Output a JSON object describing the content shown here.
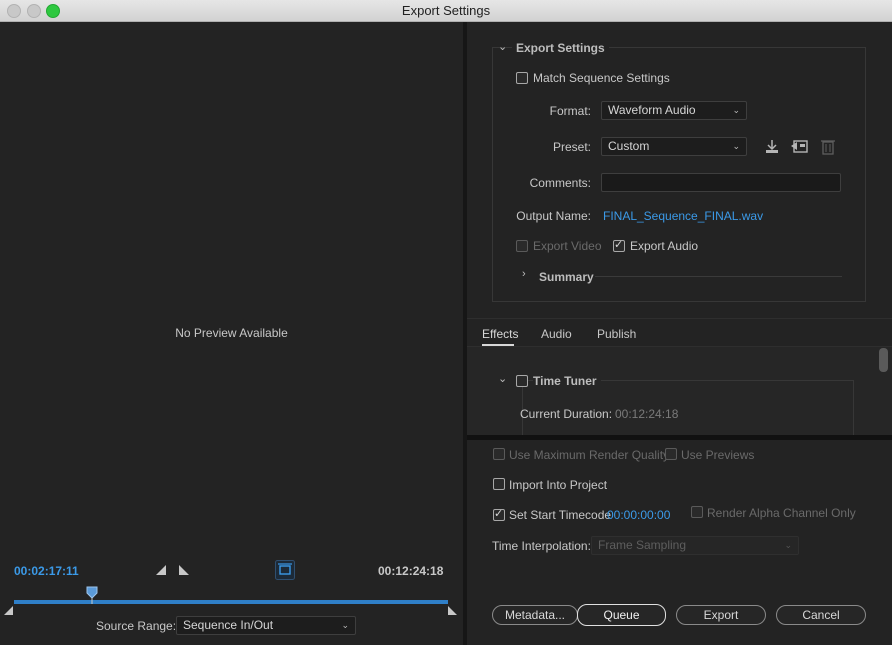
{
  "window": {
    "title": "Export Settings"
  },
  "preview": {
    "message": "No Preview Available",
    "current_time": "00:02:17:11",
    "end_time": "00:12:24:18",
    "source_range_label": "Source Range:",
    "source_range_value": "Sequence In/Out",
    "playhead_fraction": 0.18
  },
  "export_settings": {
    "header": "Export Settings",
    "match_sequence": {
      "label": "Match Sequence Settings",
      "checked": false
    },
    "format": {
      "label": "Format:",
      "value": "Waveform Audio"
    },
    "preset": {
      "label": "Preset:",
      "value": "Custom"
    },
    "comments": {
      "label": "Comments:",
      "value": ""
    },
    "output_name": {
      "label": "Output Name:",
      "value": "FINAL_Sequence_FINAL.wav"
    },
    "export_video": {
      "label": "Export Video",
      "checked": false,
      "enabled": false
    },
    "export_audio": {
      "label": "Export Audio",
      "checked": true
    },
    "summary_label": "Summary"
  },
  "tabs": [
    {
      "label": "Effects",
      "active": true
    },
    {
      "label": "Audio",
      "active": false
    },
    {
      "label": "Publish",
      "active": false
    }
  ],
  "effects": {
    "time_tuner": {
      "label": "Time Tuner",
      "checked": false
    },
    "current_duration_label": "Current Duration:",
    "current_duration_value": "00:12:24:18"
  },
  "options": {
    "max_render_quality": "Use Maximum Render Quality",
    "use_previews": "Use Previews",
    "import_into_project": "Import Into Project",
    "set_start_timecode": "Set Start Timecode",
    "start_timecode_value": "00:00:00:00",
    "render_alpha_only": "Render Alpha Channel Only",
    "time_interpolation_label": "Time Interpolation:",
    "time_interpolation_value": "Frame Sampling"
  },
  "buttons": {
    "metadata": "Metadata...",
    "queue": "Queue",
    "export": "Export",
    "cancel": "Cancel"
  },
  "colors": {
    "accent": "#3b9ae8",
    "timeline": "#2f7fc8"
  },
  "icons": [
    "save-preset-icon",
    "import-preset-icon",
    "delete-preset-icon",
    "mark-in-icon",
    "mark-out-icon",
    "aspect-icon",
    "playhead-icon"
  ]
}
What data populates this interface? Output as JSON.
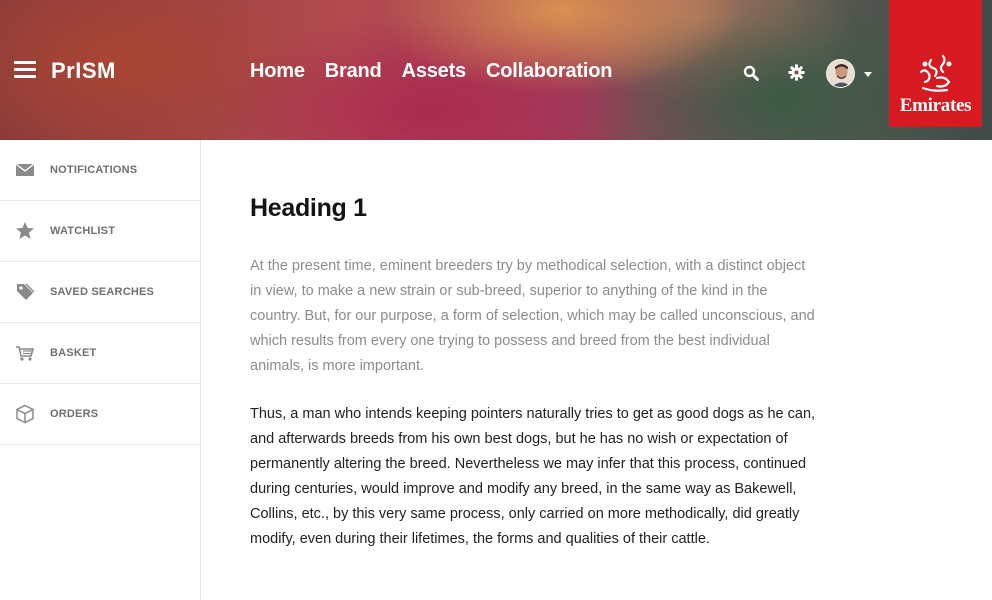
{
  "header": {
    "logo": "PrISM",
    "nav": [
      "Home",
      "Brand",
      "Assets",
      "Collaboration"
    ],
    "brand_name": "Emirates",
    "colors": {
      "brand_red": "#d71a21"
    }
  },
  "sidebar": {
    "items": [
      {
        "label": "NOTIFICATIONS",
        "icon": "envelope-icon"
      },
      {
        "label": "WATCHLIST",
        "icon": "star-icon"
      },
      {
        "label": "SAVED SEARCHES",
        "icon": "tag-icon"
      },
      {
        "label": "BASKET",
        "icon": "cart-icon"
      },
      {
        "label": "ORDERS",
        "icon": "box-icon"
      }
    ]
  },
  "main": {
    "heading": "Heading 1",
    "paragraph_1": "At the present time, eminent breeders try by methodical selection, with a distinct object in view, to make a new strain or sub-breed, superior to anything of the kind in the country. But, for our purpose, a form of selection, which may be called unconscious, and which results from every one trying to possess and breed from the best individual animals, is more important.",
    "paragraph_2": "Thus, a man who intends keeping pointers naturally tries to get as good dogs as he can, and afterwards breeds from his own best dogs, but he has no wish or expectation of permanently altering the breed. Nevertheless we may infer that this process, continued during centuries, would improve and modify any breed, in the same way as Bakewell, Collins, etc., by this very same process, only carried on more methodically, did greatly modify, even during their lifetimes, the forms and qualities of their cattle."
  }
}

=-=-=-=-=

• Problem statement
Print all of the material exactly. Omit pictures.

• Written answer
Output a JSON object describing the content shown here.
{
  "window": {
    "title": "Export Settings"
  },
  "preview": {
    "message": "No Preview Available",
    "current_time": "00:02:17:11",
    "end_time": "00:12:24:18",
    "source_range_label": "Source Range:",
    "source_range_value": "Sequence In/Out",
    "playhead_fraction": 0.18
  },
  "export_settings": {
    "header": "Export Settings",
    "match_sequence": {
      "label": "Match Sequence Settings",
      "checked": false
    },
    "format": {
      "label": "Format:",
      "value": "Waveform Audio"
    },
    "preset": {
      "label": "Preset:",
      "value": "Custom"
    },
    "comments": {
      "label": "Comments:",
      "value": ""
    },
    "output_name": {
      "label": "Output Name:",
      "value": "FINAL_Sequence_FINAL.wav"
    },
    "export_video": {
      "label": "Export Video",
      "checked": false,
      "enabled": false
    },
    "export_audio": {
      "label": "Export Audio",
      "checked": true
    },
    "summary_label": "Summary"
  },
  "tabs": [
    {
      "label": "Effects",
      "active": true
    },
    {
      "label": "Audio",
      "active": false
    },
    {
      "label": "Publish",
      "active": false
    }
  ],
  "effects": {
    "time_tuner": {
      "label": "Time Tuner",
      "checked": false
    },
    "current_duration_label": "Current Duration:",
    "current_duration_value": "00:12:24:18"
  },
  "options": {
    "max_render_quality": "Use Maximum Render Quality",
    "use_previews": "Use Previews",
    "import_into_project": "Import Into Project",
    "set_start_timecode": "Set Start Timecode",
    "start_timecode_value": "00:00:00:00",
    "render_alpha_only": "Render Alpha Channel Only",
    "time_interpolation_label": "Time Interpolation:",
    "time_interpolation_value": "Frame Sampling"
  },
  "buttons": {
    "metadata": "Metadata...",
    "queue": "Queue",
    "export": "Export",
    "cancel": "Cancel"
  },
  "colors": {
    "accent": "#3b9ae8",
    "timeline": "#2f7fc8"
  },
  "icons": [
    "save-preset-icon",
    "import-preset-icon",
    "delete-preset-icon",
    "mark-in-icon",
    "mark-out-icon",
    "aspect-icon",
    "playhead-icon"
  ]
}
What data populates this interface? Output as JSON.
{
  "header": {
    "logo": "PrISM",
    "nav": [
      "Home",
      "Brand",
      "Assets",
      "Collaboration"
    ],
    "brand_name": "Emirates",
    "colors": {
      "brand_red": "#d71a21"
    }
  },
  "sidebar": {
    "items": [
      {
        "label": "NOTIFICATIONS",
        "icon": "envelope-icon"
      },
      {
        "label": "WATCHLIST",
        "icon": "star-icon"
      },
      {
        "label": "SAVED SEARCHES",
        "icon": "tag-icon"
      },
      {
        "label": "BASKET",
        "icon": "cart-icon"
      },
      {
        "label": "ORDERS",
        "icon": "box-icon"
      }
    ]
  },
  "main": {
    "heading": "Heading 1",
    "paragraph_1": "At the present time, eminent breeders try by methodical selection, with a distinct object in view, to make a new strain or sub-breed, superior to anything of the kind in the country. But, for our purpose, a form of selection, which may be called unconscious, and which results from every one trying to possess and breed from the best individual animals, is more important.",
    "paragraph_2": "Thus, a man who intends keeping pointers naturally tries to get as good dogs as he can, and afterwards breeds from his own best dogs, but he has no wish or expectation of permanently altering the breed. Nevertheless we may infer that this process, continued during centuries, would improve and modify any breed, in the same way as Bakewell, Collins, etc., by this very same process, only carried on more methodically, did greatly modify, even during their lifetimes, the forms and qualities of their cattle."
  }
}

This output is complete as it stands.